Jules Feiffer got his education at the Art Students League in New York and at the Pratt Institute in Brooklyn. In the beginning of his career, Jules Feiffer worked at the Eisner-Iger shop as an assistant to the 'Spirit' comic. In 1949, he published his first comic feature 'Clifford', as a part of the 'Spirit' comic section. In addition, he produced slides, drew for an art gallery, and wrote scripts for Terrytoons. By 1951, Feiffer went to work in the Signal Corps, where he cooperated on many animated cartoons. After spending a short time at the Corps, he worked at different jobs before starting 'Feiffer', his social and political commentary in comic strip form, published weekly in the intellectual New York Village Voice magazine.

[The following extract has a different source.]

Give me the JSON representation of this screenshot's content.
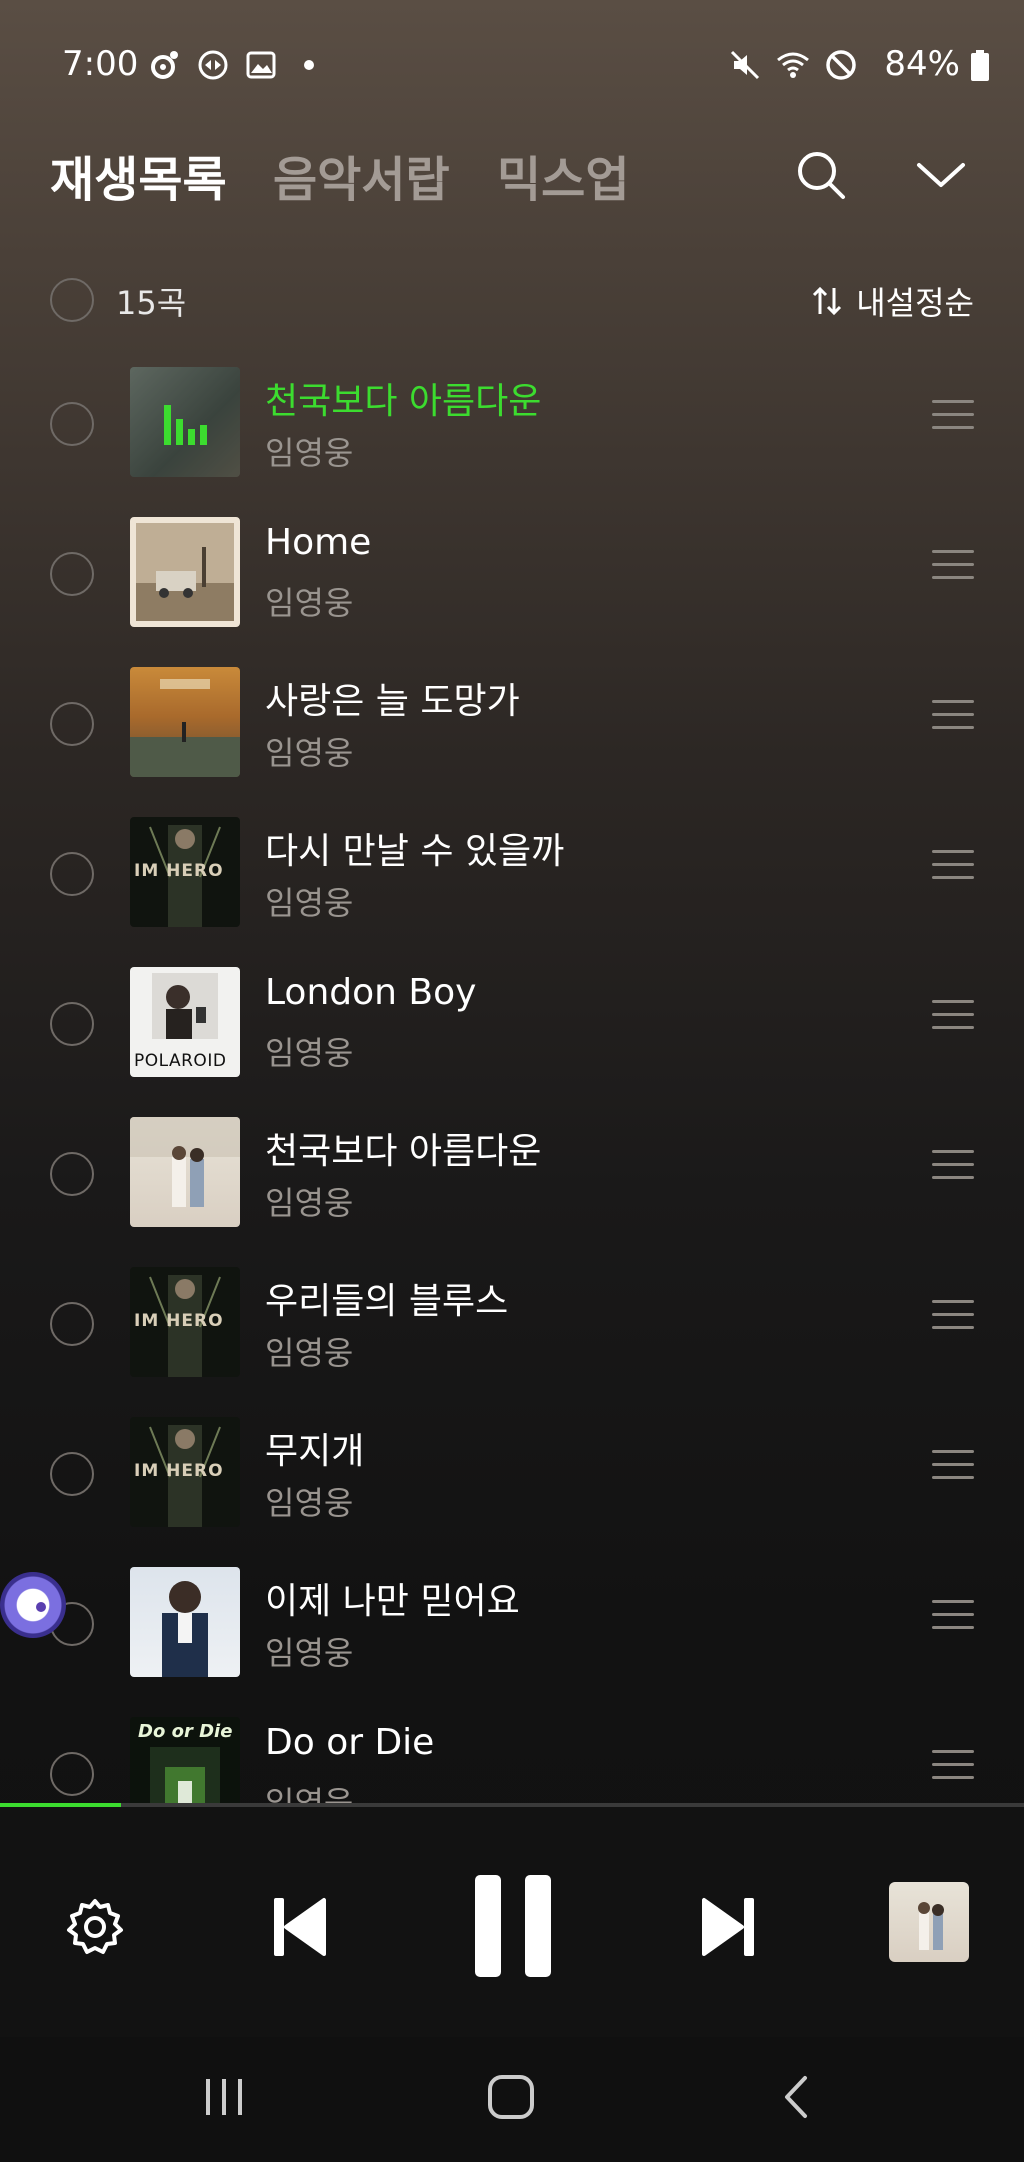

The strip reached a wider audience, when it was distributed by the Robert Hall Syndicate and later Universal Press.
From 1958, Feiffer edited and illustrated articles in several magazines, including Playboy. In 1962, he created 'Munro', a satirical series about boy that was drafted in the army by accident, that was later made into an animated film. Feiffer compiled 'The Great Comic Book Heroes' chronicle in 1965. Besides drawing political and social cartoons, Feiffer has written novels ('Harry the Rat with Women', 'Ackroyd', etc.), fimscripts ('Little Murders', 'Carnal Knowledge', 'Popeye') and theatre plays ('The White House Murder Case', 'Knock Knock', 'Grownups', etc.). In 1979, he made the graphic novel 'Tantrum'. His complete comics work has been reprinted by Fantagraphics during the 1980s under the tite 'Feiffer: The Collected Works'. Jules Feiffer, who stands as one of the main representatives of the "intellectual comics" scene, received the Pulitzer Prize for his editorial cartooning in 1986. Currently, he writes and illustrates children's books.